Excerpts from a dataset
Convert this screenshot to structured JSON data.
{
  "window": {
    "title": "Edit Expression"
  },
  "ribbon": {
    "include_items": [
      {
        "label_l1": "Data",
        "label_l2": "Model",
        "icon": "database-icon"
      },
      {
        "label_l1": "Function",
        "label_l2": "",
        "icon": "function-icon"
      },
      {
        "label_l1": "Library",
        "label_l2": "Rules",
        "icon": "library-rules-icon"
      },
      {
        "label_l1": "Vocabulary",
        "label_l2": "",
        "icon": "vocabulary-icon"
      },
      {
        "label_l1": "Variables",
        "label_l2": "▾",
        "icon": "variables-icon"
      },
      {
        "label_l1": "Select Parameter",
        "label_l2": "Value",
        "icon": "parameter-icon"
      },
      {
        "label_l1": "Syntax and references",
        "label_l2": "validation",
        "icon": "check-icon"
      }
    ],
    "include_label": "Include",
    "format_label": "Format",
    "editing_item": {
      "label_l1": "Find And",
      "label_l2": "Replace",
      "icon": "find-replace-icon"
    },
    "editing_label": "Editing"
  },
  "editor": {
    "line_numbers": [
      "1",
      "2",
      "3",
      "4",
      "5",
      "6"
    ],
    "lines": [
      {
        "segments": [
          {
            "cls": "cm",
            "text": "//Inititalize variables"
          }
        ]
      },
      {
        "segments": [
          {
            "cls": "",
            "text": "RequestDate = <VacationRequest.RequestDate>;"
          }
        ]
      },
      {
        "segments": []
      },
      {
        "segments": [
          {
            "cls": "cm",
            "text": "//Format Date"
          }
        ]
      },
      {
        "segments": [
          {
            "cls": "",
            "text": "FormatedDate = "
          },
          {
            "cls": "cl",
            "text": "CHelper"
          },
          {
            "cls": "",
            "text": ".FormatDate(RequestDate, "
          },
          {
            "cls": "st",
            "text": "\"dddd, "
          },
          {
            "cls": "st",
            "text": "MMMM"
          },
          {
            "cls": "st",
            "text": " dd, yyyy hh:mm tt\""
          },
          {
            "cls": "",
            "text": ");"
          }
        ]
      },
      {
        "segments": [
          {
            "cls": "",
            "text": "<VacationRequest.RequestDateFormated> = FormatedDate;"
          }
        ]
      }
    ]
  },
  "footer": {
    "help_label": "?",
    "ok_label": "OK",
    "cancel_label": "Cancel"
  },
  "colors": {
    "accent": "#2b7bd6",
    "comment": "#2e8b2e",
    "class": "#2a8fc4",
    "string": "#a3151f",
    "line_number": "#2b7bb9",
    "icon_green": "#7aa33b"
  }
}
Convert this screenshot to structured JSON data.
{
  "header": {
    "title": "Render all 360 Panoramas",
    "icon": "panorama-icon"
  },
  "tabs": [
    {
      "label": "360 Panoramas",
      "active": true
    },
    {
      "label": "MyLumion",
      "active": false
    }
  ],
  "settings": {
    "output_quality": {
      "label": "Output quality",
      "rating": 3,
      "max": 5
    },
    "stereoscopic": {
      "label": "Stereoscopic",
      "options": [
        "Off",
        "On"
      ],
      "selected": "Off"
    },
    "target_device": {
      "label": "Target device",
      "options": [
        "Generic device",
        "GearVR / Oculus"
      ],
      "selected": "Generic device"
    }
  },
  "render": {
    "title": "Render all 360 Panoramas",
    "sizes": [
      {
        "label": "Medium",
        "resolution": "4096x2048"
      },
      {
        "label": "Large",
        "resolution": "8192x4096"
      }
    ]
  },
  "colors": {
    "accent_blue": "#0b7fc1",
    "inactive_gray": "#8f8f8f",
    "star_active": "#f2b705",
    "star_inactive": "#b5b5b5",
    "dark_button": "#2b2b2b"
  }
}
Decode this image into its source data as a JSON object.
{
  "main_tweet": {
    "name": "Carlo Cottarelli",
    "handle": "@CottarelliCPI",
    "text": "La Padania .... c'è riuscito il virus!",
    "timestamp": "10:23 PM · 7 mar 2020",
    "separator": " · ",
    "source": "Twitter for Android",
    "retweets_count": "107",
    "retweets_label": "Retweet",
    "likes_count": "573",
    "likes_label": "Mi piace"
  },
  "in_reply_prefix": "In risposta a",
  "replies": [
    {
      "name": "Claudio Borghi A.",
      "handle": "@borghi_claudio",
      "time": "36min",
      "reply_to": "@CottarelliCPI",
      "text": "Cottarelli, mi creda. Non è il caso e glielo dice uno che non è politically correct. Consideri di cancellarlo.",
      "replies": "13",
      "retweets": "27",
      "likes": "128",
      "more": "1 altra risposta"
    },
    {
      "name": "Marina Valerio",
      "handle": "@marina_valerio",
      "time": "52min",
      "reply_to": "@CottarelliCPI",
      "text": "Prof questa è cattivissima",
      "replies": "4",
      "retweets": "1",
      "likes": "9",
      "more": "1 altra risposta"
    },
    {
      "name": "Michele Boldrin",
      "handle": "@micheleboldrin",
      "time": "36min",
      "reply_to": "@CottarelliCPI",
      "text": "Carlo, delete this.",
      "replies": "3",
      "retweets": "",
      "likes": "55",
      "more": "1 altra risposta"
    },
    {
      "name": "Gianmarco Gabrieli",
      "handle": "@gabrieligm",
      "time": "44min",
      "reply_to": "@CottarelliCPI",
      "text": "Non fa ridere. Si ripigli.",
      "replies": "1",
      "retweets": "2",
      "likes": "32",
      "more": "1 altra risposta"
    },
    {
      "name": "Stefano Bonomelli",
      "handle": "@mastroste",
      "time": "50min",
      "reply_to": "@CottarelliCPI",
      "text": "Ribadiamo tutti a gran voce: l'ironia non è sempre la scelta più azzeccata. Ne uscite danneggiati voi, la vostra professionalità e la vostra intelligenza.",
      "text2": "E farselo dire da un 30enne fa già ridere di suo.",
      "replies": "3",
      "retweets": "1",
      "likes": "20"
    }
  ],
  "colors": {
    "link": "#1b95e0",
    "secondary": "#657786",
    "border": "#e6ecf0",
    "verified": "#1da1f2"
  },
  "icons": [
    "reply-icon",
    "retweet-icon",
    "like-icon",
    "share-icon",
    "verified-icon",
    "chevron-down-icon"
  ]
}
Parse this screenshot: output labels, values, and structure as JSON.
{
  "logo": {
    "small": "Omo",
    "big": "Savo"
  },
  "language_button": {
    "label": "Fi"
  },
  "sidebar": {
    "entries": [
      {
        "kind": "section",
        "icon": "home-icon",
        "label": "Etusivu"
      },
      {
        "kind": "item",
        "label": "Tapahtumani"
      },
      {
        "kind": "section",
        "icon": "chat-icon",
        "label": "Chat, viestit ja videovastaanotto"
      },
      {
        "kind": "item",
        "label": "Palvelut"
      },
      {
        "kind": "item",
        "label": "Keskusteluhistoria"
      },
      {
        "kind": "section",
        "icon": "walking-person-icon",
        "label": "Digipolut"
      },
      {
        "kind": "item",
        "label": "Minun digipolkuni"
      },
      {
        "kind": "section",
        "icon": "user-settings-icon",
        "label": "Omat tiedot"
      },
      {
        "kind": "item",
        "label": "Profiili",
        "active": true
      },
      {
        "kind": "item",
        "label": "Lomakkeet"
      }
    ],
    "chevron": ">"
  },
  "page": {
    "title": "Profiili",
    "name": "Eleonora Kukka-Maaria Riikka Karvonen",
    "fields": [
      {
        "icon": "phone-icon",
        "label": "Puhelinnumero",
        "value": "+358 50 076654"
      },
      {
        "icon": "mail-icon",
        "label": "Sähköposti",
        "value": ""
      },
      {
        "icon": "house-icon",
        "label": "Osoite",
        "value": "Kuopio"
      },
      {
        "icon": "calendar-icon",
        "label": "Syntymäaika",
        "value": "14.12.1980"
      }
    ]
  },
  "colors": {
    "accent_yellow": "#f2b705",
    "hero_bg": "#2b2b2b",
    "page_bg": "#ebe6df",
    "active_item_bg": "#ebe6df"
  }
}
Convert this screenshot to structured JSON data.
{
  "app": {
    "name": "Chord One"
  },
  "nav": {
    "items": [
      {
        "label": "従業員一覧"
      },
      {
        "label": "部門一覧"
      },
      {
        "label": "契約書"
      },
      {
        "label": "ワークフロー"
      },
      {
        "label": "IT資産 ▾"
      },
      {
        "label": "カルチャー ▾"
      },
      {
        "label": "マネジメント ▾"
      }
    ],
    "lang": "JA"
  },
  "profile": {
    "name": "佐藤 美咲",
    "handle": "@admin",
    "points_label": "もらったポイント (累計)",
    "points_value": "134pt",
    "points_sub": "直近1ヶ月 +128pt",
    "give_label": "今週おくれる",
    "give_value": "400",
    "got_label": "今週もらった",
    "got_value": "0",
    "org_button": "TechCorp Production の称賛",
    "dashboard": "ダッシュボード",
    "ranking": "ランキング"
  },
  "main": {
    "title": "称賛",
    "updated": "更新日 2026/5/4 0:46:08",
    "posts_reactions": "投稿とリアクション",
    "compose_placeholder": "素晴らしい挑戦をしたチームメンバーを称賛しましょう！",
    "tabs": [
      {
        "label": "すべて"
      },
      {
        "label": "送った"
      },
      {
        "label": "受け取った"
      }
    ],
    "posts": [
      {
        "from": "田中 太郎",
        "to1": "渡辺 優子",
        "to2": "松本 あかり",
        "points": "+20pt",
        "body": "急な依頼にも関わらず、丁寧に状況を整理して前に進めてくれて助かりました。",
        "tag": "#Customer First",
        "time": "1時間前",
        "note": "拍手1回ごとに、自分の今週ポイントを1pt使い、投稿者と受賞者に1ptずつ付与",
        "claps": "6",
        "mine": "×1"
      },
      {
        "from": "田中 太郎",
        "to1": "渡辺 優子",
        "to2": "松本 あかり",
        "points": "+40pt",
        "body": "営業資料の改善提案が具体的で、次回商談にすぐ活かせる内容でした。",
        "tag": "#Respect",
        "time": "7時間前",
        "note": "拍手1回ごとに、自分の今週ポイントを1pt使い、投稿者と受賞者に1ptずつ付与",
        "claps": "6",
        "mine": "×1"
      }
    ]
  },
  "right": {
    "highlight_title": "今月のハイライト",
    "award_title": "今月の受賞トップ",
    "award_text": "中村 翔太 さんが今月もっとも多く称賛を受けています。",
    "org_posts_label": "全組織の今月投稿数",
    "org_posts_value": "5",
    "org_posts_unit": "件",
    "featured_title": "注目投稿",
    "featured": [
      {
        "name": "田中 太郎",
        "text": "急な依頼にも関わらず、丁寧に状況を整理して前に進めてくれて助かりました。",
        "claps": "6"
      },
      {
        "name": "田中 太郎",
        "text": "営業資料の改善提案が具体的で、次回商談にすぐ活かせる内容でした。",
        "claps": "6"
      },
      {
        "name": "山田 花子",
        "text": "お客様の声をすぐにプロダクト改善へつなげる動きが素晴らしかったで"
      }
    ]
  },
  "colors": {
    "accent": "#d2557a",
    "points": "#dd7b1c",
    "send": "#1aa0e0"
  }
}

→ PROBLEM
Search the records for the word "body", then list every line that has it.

→ RESPONSE BELOW
        "body": "急な依頼にも関わらず、丁寧に状況を整理して前に進めてくれて助かりました。",
        "body": "営業資料の改善提案が具体的で、次回商談にすぐ活かせる内容でした。",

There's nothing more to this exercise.